TASK STATEMENT
Report every line in the records below that holds the word "Количество".

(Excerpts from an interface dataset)
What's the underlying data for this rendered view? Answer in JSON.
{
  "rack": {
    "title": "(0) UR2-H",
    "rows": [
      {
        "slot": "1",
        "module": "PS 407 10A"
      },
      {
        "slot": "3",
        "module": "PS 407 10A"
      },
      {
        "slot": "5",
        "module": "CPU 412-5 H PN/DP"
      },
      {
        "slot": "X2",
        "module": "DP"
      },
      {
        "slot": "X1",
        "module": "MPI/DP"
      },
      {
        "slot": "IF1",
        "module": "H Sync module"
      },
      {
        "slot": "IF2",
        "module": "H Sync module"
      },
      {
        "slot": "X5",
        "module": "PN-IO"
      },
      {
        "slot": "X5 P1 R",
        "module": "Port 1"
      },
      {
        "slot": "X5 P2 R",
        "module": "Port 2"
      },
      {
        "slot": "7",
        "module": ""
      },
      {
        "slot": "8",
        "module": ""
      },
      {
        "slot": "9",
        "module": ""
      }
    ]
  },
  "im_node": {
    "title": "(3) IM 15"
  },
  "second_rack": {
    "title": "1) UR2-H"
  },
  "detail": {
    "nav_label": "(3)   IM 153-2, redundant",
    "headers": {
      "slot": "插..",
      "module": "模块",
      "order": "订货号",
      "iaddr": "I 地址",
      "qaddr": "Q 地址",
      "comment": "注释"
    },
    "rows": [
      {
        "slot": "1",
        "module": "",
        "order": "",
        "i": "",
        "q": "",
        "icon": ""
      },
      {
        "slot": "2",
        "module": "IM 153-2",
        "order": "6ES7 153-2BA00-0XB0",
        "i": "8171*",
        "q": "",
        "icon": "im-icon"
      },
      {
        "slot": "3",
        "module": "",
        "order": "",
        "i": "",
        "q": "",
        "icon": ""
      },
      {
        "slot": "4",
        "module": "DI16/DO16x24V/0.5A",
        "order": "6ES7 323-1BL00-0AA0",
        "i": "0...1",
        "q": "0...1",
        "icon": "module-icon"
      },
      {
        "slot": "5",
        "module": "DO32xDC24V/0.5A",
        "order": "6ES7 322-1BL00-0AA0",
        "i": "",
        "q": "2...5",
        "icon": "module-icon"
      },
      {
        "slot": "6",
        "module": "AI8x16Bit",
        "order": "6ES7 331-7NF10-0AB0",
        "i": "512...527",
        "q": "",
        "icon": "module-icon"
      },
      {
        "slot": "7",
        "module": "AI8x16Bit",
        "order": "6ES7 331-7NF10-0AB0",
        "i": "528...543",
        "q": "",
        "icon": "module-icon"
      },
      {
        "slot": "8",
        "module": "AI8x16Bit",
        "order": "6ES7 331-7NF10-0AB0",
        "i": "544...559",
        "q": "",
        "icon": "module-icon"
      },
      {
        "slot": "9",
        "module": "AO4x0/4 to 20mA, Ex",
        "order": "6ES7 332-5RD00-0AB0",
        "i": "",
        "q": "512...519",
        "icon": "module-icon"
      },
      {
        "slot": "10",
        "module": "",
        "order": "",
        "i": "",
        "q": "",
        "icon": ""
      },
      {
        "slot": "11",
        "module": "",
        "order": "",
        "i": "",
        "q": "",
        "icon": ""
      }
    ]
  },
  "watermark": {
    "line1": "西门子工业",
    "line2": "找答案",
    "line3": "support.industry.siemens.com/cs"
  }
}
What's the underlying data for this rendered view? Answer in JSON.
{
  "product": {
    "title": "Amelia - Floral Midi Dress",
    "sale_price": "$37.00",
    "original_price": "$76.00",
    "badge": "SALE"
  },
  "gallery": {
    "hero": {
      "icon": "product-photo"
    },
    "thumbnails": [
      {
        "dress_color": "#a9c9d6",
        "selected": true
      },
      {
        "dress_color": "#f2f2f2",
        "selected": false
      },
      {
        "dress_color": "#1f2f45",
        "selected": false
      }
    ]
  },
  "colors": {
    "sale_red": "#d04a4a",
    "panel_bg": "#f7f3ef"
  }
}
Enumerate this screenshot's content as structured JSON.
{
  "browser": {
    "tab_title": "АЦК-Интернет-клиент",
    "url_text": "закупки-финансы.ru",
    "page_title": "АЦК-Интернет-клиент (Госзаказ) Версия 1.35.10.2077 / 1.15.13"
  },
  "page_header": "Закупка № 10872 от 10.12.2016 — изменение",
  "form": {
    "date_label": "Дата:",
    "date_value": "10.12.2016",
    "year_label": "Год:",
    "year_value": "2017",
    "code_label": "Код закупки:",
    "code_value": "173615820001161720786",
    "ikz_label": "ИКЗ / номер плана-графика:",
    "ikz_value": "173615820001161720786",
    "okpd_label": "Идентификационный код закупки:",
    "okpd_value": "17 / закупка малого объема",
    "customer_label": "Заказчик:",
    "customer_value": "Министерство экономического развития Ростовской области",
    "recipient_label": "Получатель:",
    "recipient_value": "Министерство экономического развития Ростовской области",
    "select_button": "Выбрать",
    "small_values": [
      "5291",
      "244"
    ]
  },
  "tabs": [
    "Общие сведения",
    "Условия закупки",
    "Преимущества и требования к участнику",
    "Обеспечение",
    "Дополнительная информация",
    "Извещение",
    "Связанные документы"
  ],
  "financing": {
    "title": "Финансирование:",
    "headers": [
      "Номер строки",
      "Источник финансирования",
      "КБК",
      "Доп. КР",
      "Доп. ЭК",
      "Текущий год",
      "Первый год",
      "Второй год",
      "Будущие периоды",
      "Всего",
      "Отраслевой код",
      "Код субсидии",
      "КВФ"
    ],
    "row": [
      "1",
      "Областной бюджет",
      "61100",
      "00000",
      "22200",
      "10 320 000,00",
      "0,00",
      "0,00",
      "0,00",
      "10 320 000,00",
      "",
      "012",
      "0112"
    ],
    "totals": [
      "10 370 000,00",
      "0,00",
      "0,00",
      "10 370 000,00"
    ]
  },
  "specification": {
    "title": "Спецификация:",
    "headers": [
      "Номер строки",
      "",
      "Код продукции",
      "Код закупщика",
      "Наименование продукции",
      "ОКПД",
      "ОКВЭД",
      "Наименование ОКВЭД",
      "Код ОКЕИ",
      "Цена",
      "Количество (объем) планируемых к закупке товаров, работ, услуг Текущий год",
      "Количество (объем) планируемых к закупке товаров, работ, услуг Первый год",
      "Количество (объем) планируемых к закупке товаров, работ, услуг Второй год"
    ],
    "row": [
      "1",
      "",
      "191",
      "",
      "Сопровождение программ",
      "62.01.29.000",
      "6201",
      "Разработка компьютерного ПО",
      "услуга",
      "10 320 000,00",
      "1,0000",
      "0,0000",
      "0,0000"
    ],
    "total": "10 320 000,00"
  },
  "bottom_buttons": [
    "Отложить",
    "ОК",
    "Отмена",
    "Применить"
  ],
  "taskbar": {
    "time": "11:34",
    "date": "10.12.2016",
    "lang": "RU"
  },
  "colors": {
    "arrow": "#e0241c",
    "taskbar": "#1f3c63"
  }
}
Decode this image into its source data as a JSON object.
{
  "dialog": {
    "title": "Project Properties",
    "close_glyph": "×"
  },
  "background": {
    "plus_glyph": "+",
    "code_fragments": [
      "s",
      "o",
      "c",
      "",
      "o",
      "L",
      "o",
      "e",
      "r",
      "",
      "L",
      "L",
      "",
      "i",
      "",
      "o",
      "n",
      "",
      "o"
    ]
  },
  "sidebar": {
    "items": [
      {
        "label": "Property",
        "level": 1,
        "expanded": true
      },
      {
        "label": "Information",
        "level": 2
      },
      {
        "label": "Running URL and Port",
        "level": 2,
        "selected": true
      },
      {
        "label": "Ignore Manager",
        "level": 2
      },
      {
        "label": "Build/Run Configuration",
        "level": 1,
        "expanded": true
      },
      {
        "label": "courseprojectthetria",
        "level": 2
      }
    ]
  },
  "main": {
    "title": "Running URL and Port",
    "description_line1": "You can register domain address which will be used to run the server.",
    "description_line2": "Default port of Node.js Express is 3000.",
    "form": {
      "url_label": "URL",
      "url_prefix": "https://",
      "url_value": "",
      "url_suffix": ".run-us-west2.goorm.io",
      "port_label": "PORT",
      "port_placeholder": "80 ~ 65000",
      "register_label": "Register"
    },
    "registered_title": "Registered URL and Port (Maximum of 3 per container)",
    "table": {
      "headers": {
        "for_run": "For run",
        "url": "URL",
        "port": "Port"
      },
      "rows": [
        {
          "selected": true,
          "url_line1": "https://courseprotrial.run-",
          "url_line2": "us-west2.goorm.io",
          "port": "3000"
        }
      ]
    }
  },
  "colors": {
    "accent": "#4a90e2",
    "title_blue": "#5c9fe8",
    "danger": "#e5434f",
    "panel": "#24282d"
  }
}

WRITTEN SOLUTION
      "Количество (объем) планируемых к закупке товаров, работ, услуг Текущий год",
      "Количество (объем) планируемых к закупке товаров, работ, услуг Первый год",
      "Количество (объем) планируемых к закупке товаров, работ, услуг Второй год"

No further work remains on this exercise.